• _Action item_
Print every entry below again exactly as written, skipping the pictures.

Top of Data for review

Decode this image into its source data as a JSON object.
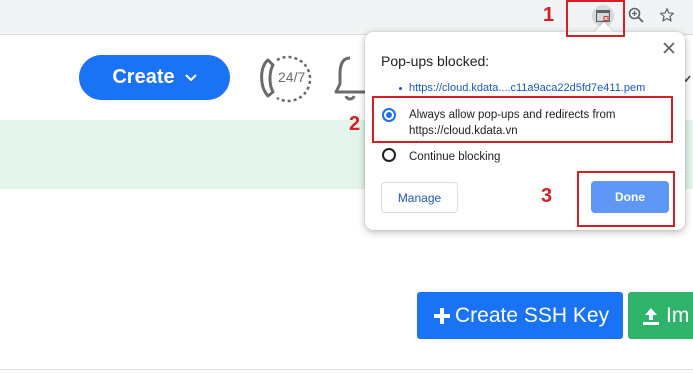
{
  "browser": {
    "icons": [
      "popup-blocked-icon",
      "zoom-icon",
      "star-icon"
    ]
  },
  "header": {
    "create_label": "Create",
    "support_text": "24/7"
  },
  "popup": {
    "title": "Pop-ups blocked:",
    "blocked_link": "https://cloud.kdata....c11a9aca22d5fd7e411.pem",
    "option_allow": "Always allow pop-ups and redirects from https://cloud.kdata.vn",
    "option_block": "Continue blocking",
    "selected_option": "allow",
    "manage_label": "Manage",
    "done_label": "Done"
  },
  "actions": {
    "ssh_label": "Create SSH Key",
    "import_label": "Im"
  },
  "annotations": [
    "1",
    "2",
    "3"
  ],
  "colors": {
    "primary_blue": "#1a73f5",
    "annotation_red": "#d32027",
    "banner_green": "#e3f4ea",
    "done_blue": "#5e97f6",
    "import_green": "#2fb36b"
  }
}
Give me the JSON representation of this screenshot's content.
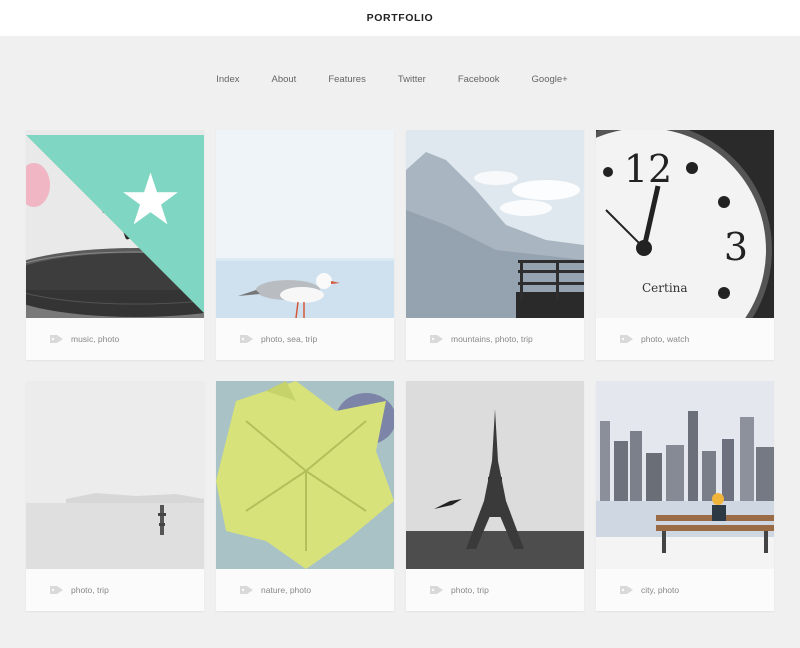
{
  "header": {
    "title": "PORTFOLIO"
  },
  "nav": {
    "items": [
      "Index",
      "About",
      "Features",
      "Twitter",
      "Facebook",
      "Google+"
    ]
  },
  "grid": {
    "cards": [
      {
        "subject": "turntable",
        "tags": "music, photo",
        "featured": true
      },
      {
        "subject": "seagull",
        "tags": "photo, sea, trip",
        "featured": false
      },
      {
        "subject": "mountains",
        "tags": "mountains, photo, trip",
        "featured": false
      },
      {
        "subject": "clock",
        "tags": "photo, watch",
        "featured": false
      },
      {
        "subject": "foggy-sea",
        "tags": "photo, trip",
        "featured": false
      },
      {
        "subject": "leaf",
        "tags": "nature, photo",
        "featured": false
      },
      {
        "subject": "eiffel-tower",
        "tags": "photo, trip",
        "featured": false
      },
      {
        "subject": "city-bench",
        "tags": "city, photo",
        "featured": false
      }
    ]
  },
  "colors": {
    "accent": "#7fd6c2",
    "background": "#f0f0f0",
    "card": "#fbfbfb"
  }
}
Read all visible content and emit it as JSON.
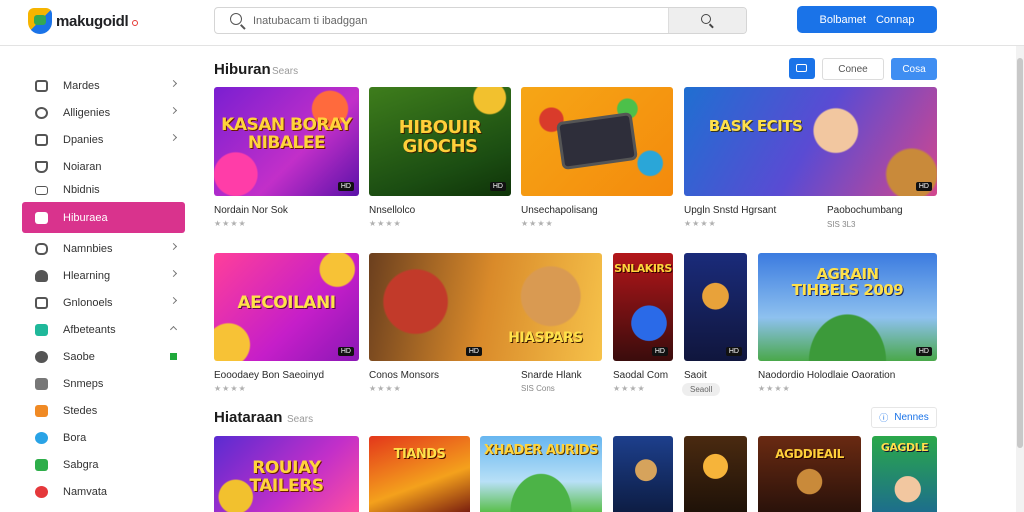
{
  "header": {
    "logo_text": "makugoidl",
    "search_placeholder": "Inatubacam ti ibadggan",
    "cta_label_1": "Bolbamet",
    "cta_label_2": "Connap"
  },
  "sidebar": {
    "items": [
      {
        "label": "Mardes"
      },
      {
        "label": "Alligenies"
      },
      {
        "label": "Dpanies"
      },
      {
        "label": "Noiaran"
      },
      {
        "label": "Nbidnis"
      },
      {
        "label": "Hiburaea"
      },
      {
        "label": "Namnbies"
      },
      {
        "label": "Hlearning"
      },
      {
        "label": "Gnlonoels"
      },
      {
        "label": "Afbeteants"
      },
      {
        "label": "Saobe"
      },
      {
        "label": "Snmeps"
      },
      {
        "label": "Stedes"
      },
      {
        "label": "Bora"
      },
      {
        "label": "Sabgra"
      },
      {
        "label": "Namvata"
      }
    ]
  },
  "section1": {
    "title": "Hiburan",
    "subtitle": "Sears",
    "btn_ghost": "Conee",
    "btn_primary": "Cosa"
  },
  "section2": {
    "title": "Hiataraan",
    "subtitle": "Sears",
    "more_label": "Nennes"
  },
  "cards_row1": [
    {
      "title_art": "KASAN BORAY NIBALEE",
      "name": "Nordain Nor Sok",
      "stars": "★★★★",
      "tag": "HD"
    },
    {
      "title_art": "HIBOUIR GIOCHS",
      "name": "Nnsellolco",
      "stars": "★★★★",
      "tag": "HD"
    },
    {
      "title_art": "",
      "name": "Unsechapolisang",
      "stars": "★★★★",
      "tag": ""
    },
    {
      "title_art": "BASK ECITS",
      "name": "Upgln Snstd Hgrsant",
      "stars": "★★★★",
      "tag": "HD"
    },
    {
      "title_art": "",
      "name": "Paobochumbang",
      "meta": "SIS 3L3",
      "tag": ""
    }
  ],
  "cards_row2": [
    {
      "title_art": "AECOILANI",
      "name": "Eooodaey Bon Saeoinyd",
      "stars": "★★★★",
      "tag": "HD"
    },
    {
      "title_art": "HIASPARS",
      "name": "Conos Monsors",
      "stars": "★★★★",
      "tag": "HD"
    },
    {
      "title_art": "",
      "name": "Snarde Hlank",
      "meta": "SIS Cons",
      "tag": ""
    },
    {
      "title_art": "SNLAKIRS",
      "name": "Saodal Com",
      "stars": "★★★★",
      "tag": "HD"
    },
    {
      "title_art": "",
      "name": "Saoit",
      "chip": "Seaoll",
      "tag": "HD"
    },
    {
      "title_art": "AGRAIN TIHBELS 2009",
      "name": "Naodordio Holodlaie Oaoration",
      "stars": "★★★★",
      "tag": "HD"
    }
  ],
  "cards_row3": [
    {
      "title_art": "ROUIAY TAILERS"
    },
    {
      "title_art": "TIANDS"
    },
    {
      "title_art": "XHADER AURIDS"
    },
    {
      "title_art": ""
    },
    {
      "title_art": ""
    },
    {
      "title_art": "AGDDIEAIL"
    },
    {
      "title_art": "GAGDLE"
    }
  ],
  "colors": {
    "accent": "#1a73e8",
    "active_nav": "#d9338d",
    "status_green": "#1fa93a"
  }
}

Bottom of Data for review

• _Exercise answer_
Decode this image into its source data as a JSON object.
{
  "browser": {
    "icons": [
      "popup-blocked-icon",
      "zoom-icon",
      "star-icon"
    ]
  },
  "header": {
    "create_label": "Create",
    "support_text": "24/7"
  },
  "popup": {
    "title": "Pop-ups blocked:",
    "blocked_link": "https://cloud.kdata....c11a9aca22d5fd7e411.pem",
    "option_allow": "Always allow pop-ups and redirects from https://cloud.kdata.vn",
    "option_block": "Continue blocking",
    "selected_option": "allow",
    "manage_label": "Manage",
    "done_label": "Done"
  },
  "actions": {
    "ssh_label": "Create SSH Key",
    "import_label": "Im"
  },
  "annotations": [
    "1",
    "2",
    "3"
  ],
  "colors": {
    "primary_blue": "#1a73f5",
    "annotation_red": "#d32027",
    "banner_green": "#e3f4ea",
    "done_blue": "#5e97f6",
    "import_green": "#2fb36b"
  }
}
Give me the JSON representation of this screenshot's content.
{
  "header": {
    "title": "PORTFOLIO"
  },
  "nav": {
    "items": [
      "Index",
      "About",
      "Features",
      "Twitter",
      "Facebook",
      "Google+"
    ]
  },
  "grid": {
    "cards": [
      {
        "subject": "turntable",
        "tags": "music, photo",
        "featured": true
      },
      {
        "subject": "seagull",
        "tags": "photo, sea, trip",
        "featured": false
      },
      {
        "subject": "mountains",
        "tags": "mountains, photo, trip",
        "featured": false
      },
      {
        "subject": "clock",
        "tags": "photo, watch",
        "featured": false
      },
      {
        "subject": "foggy-sea",
        "tags": "photo, trip",
        "featured": false
      },
      {
        "subject": "leaf",
        "tags": "nature, photo",
        "featured": false
      },
      {
        "subject": "eiffel-tower",
        "tags": "photo, trip",
        "featured": false
      },
      {
        "subject": "city-bench",
        "tags": "city, photo",
        "featured": false
      }
    ]
  },
  "colors": {
    "accent": "#7fd6c2",
    "background": "#f0f0f0",
    "card": "#fbfbfb"
  }
}
Read all visible content and emit it as JSON.
{
  "header": {
    "logo_text": "makugoidl",
    "search_placeholder": "Inatubacam ti ibadggan",
    "cta_label_1": "Bolbamet",
    "cta_label_2": "Connap"
  },
  "sidebar": {
    "items": [
      {
        "label": "Mardes"
      },
      {
        "label": "Alligenies"
      },
      {
        "label": "Dpanies"
      },
      {
        "label": "Noiaran"
      },
      {
        "label": "Nbidnis"
      },
      {
        "label": "Hiburaea"
      },
      {
        "label": "Namnbies"
      },
      {
        "label": "Hlearning"
      },
      {
        "label": "Gnlonoels"
      },
      {
        "label": "Afbeteants"
      },
      {
        "label": "Saobe"
      },
      {
        "label": "Snmeps"
      },
      {
        "label": "Stedes"
      },
      {
        "label": "Bora"
      },
      {
        "label": "Sabgra"
      },
      {
        "label": "Namvata"
      }
    ]
  },
  "section1": {
    "title": "Hiburan",
    "subtitle": "Sears",
    "btn_ghost": "Conee",
    "btn_primary": "Cosa"
  },
  "section2": {
    "title": "Hiataraan",
    "subtitle": "Sears",
    "more_label": "Nennes"
  },
  "cards_row1": [
    {
      "title_art": "KASAN BORAY NIBALEE",
      "name": "Nordain Nor Sok",
      "stars": "★★★★",
      "tag": "HD"
    },
    {
      "title_art": "HIBOUIR GIOCHS",
      "name": "Nnsellolco",
      "stars": "★★★★",
      "tag": "HD"
    },
    {
      "title_art": "",
      "name": "Unsechapolisang",
      "stars": "★★★★",
      "tag": ""
    },
    {
      "title_art": "BASK ECITS",
      "name": "Upgln Snstd Hgrsant",
      "stars": "★★★★",
      "tag": "HD"
    },
    {
      "title_art": "",
      "name": "Paobochumbang",
      "meta": "SIS 3L3",
      "tag": ""
    }
  ],
  "cards_row2": [
    {
      "title_art": "AECOILANI",
      "name": "Eooodaey Bon Saeoinyd",
      "stars": "★★★★",
      "tag": "HD"
    },
    {
      "title_art": "HIASPARS",
      "name": "Conos Monsors",
      "stars": "★★★★",
      "tag": "HD"
    },
    {
      "title_art": "",
      "name": "Snarde Hlank",
      "meta": "SIS Cons",
      "tag": ""
    },
    {
      "title_art": "SNLAKIRS",
      "name": "Saodal Com",
      "stars": "★★★★",
      "tag": "HD"
    },
    {
      "title_art": "",
      "name": "Saoit",
      "chip": "Seaoll",
      "tag": "HD"
    },
    {
      "title_art": "AGRAIN TIHBELS 2009",
      "name": "Naodordio Holodlaie Oaoration",
      "stars": "★★★★",
      "tag": "HD"
    }
  ],
  "cards_row3": [
    {
      "title_art": "ROUIAY TAILERS"
    },
    {
      "title_art": "TIANDS"
    },
    {
      "title_art": "XHADER AURIDS"
    },
    {
      "title_art": ""
    },
    {
      "title_art": ""
    },
    {
      "title_art": "AGDDIEAIL"
    },
    {
      "title_art": "GAGDLE"
    }
  ],
  "colors": {
    "accent": "#1a73e8",
    "active_nav": "#d9338d",
    "status_green": "#1fa93a"
  }
}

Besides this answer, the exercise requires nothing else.